[SUPPLIED MATERIAL Boundary: Start]
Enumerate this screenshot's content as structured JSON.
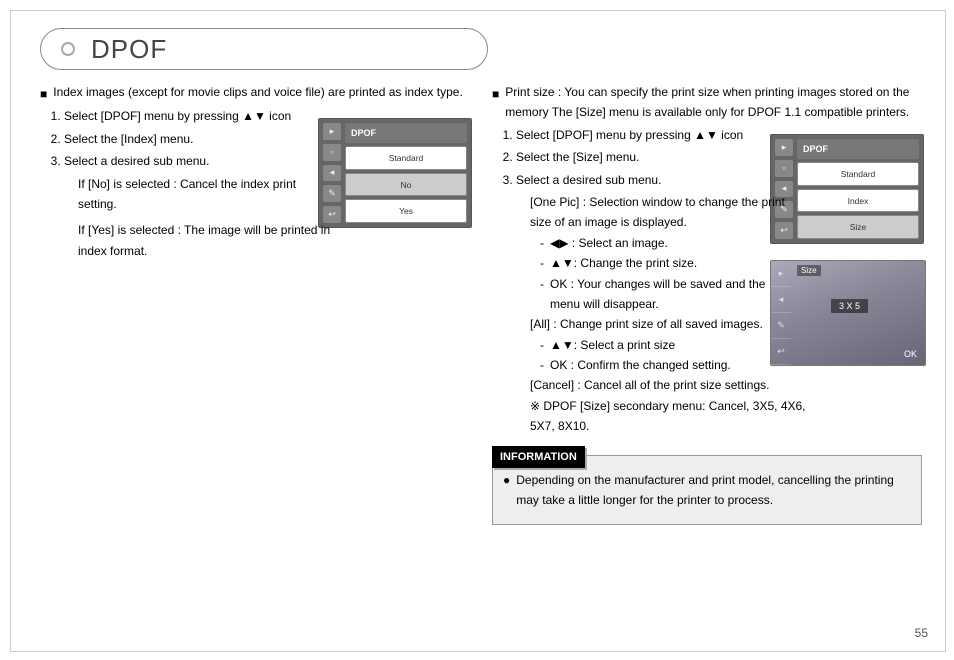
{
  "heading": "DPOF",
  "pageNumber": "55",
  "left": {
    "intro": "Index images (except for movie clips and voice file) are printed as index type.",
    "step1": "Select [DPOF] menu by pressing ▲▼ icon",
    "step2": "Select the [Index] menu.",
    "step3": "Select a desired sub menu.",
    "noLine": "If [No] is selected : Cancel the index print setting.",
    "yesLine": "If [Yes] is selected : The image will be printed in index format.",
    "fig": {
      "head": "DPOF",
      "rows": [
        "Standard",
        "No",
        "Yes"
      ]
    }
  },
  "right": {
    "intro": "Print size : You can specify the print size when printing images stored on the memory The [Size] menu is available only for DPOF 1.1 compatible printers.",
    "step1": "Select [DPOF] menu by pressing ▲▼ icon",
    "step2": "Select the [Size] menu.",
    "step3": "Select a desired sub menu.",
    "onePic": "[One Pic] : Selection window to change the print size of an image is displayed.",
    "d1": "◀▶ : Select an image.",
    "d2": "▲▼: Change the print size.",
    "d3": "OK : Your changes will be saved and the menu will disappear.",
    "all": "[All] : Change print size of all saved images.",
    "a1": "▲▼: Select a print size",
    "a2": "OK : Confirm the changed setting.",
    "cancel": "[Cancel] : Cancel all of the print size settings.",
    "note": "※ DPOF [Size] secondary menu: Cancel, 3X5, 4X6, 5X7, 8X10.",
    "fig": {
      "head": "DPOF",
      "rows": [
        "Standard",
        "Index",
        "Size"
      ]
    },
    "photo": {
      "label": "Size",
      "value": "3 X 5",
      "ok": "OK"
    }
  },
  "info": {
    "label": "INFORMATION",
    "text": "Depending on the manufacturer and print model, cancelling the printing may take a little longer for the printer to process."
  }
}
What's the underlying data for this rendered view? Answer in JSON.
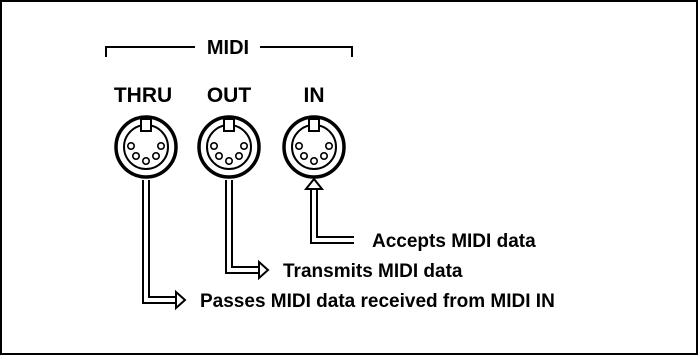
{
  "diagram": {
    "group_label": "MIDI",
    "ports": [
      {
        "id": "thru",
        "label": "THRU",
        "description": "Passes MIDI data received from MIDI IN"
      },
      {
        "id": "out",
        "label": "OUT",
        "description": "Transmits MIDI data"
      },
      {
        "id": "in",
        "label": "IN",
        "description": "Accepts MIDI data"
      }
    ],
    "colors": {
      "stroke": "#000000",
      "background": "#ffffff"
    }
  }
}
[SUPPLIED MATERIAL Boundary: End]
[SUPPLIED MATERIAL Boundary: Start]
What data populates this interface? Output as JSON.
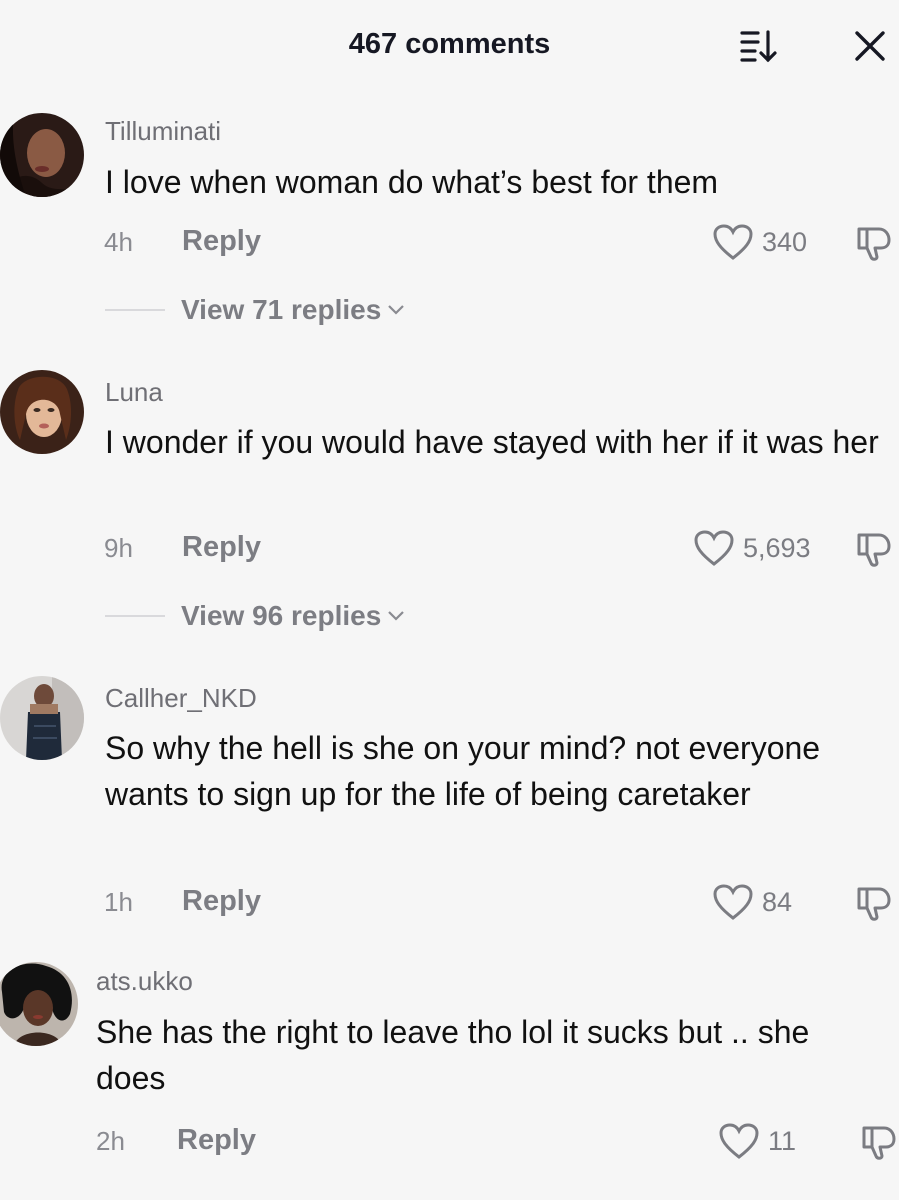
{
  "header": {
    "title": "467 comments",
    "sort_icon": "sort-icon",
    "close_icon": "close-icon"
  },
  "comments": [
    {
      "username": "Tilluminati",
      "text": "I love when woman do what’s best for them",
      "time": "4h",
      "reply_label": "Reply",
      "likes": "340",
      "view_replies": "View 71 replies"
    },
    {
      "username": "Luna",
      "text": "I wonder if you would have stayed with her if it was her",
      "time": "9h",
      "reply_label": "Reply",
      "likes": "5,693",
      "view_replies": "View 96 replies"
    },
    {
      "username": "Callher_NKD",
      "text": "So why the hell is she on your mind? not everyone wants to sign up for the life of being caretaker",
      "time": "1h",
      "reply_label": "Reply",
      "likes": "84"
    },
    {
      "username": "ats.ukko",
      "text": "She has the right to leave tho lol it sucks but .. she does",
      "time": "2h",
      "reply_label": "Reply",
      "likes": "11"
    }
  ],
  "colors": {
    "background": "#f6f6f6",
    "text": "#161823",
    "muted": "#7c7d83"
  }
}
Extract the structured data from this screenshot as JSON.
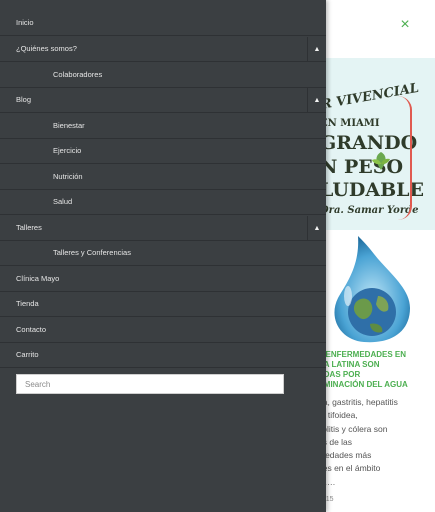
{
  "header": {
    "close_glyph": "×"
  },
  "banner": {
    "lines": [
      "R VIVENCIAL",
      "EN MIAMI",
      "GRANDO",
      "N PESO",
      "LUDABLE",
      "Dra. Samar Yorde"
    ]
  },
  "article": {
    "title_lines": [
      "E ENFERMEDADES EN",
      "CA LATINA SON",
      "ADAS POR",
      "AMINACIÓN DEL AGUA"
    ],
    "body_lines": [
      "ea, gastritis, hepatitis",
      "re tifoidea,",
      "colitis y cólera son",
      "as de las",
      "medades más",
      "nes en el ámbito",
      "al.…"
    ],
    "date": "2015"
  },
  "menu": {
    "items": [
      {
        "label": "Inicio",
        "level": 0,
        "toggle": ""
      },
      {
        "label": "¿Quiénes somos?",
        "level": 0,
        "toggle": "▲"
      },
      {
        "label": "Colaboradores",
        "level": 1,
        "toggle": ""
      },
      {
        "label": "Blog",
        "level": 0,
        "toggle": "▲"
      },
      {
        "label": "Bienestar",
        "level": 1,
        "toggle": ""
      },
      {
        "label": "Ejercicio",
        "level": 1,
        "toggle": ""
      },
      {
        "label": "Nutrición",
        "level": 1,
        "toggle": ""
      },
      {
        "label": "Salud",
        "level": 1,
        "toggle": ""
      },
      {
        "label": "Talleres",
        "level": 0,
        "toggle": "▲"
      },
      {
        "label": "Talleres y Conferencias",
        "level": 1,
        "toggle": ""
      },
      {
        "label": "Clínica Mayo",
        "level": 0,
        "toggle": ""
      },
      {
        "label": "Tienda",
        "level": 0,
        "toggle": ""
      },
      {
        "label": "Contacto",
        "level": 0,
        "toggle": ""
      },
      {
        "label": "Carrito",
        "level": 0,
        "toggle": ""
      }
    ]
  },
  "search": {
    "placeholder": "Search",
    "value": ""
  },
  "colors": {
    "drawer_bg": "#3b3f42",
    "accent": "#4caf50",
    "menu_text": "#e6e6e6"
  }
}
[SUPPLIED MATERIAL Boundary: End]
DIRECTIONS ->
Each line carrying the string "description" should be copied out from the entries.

REPLY TO THE TASK ->
        "description": "Passes MIDI data received from MIDI IN"
        "description": "Transmits MIDI data"
        "description": "Accepts MIDI data"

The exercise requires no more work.